Journal of Applied Sciences and Clinical Practice

ORIGINAL ARTICLE
Year
: 2022  |  Volume : 3  |  Issue : 3  |  Page : 73--79

Role of pleural fluid “Cell Block” in malignant pleural effusion: Underutilized, sensitive, and superior over conventional fluid cytology; Does it will decrease need for thoracoscopy guided procedures?


Shital Patil1, Sham Toshniwal2, Ayachit Rujuta3 
1 Department of Pulmonary Medicine, MIMSR Medical College, Latur, Maharashtra, India
2 Department of Internal Medicine, Government Medical College, Latur, Maharashtra, India
3 Department of Pathology, MIMSR Medical College, Latur, Maharashtra, India

Correspondence Address:
Shital Patil
Department of Pulmonary Medicine, MIMSR Medical College, Latur, Maharashtra
India

Background: Malignant pleural effusion missed routinely because of less diagnostic yield of conventional fluid cytology. Materials and Methods: Prospective multicentric study conducted during January 2014 to June 2016 in Venkatesh chest hospital, and Pulmonary Medicine, MIMSR medical college Latur, to find diagnostic yield of conventional pleural fluid cytology and pleural fluid “cell block” in malignant pleural effusion and compare yield of pleural fluid cell block with conventional cytology technique. The study included 200 cases of unexplained, exudative pleural effusion with Adenosine deaminase (ADA) ≤30/IU/l and pleural fluid cytology is either positive for malignant cell with or without cell type differentiation, or cytology suspicious for malignant cell. All cases were subjected to cell block preparation. Statistical analysis was done by using Chi-test. Observation and Analysis: In study of 200 cases, mean age of group was 68 ± 9.5 years and adenocarcinoma was predominant malignancy in 72% cases, mesothelioma in 10% cases, squamous cell carcinoma in 7% cases and 9% cases were having primary tumor outside the thoracic cavity. In study cases, pleural fluid cytology was positive in 42% cases (84/200), and pleural fluid cell block was positive in 96% cases (192/200) in detecting malignant pleural effusion (P < 0.0001). Remaining six and two cases were diagnosed by using image-guided and thoracoscopy-guided pleural biopsies, respectively. Immunohistochemistry (IHC) was done in all pleural fluid cell block preparation for calretinin, cytokeratin, and epidermal growth factor receptor. Conclusion: Pleural fluid cell block is sensitive, superior, cost-effective, and specific diagnostic method over conventional pleural fluid cytology. “Cell block” specimens are enough for primary diagnosis and IHC analysis necessary for cell typing. It will decrease the need for more invasive and costlier diagnostic methods like thoracoscopy and image-guided pleural biopsies. We recommend cell block for every exudative pleural fluid samples with ADA <30 IU/l.

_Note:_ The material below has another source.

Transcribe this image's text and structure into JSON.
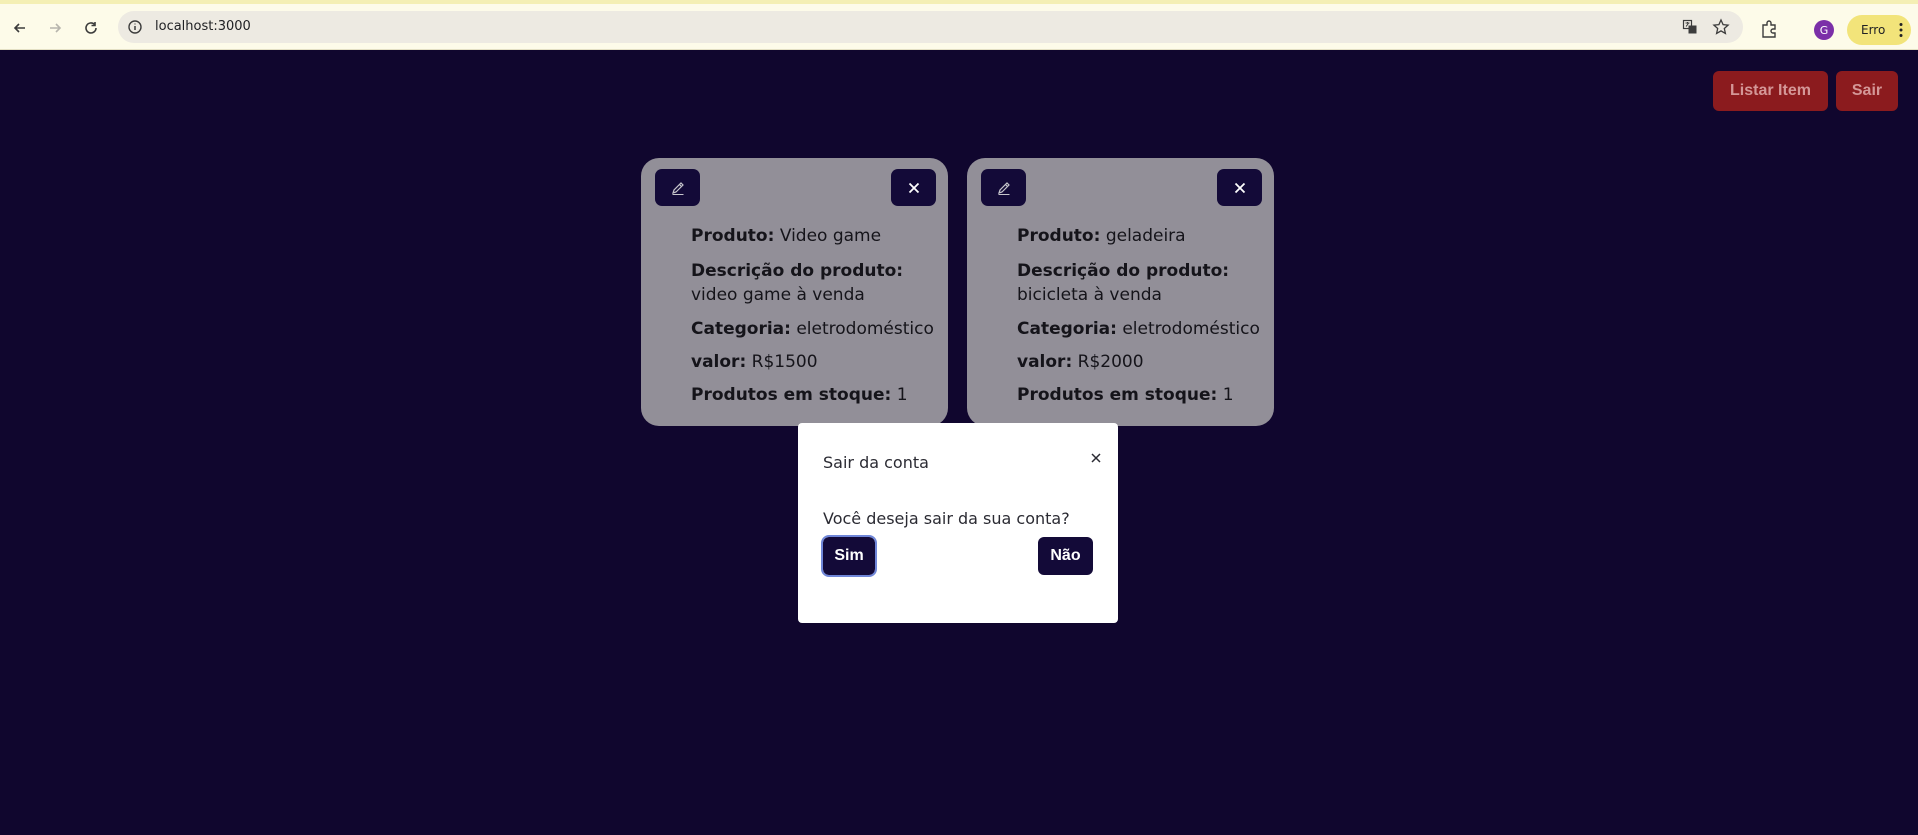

How to cite this article:
Patil S, Toshniwal S, Rujuta A. Role of pleural fluid “Cell Block” in malignant pleural effusion: Underutilized, sensitive, and superior over conventional fluid cytology; Does it will decrease need for thoracoscopy guided procedures?.J Appl Sci Clin Pract 2022;3:73-79


How to cite this URL:
Patil S, Toshniwal S, Rujuta A. Role of pleural fluid “Cell Block” in malignant pleural effusion: Underutilized, sensitive, and superior over conventional fluid cytology; Does it will decrease need for thoracoscopy guided procedures?. J Appl Sci Clin Pract [serial online] 2022 [cited 2023 Feb 4 ];3:73-79
Available from: http://www.jascp.org/article.asp?issn=2772-364X;year=2022;volume=3;issue=3;spage=73;epage=79;aulast=Patil;type=0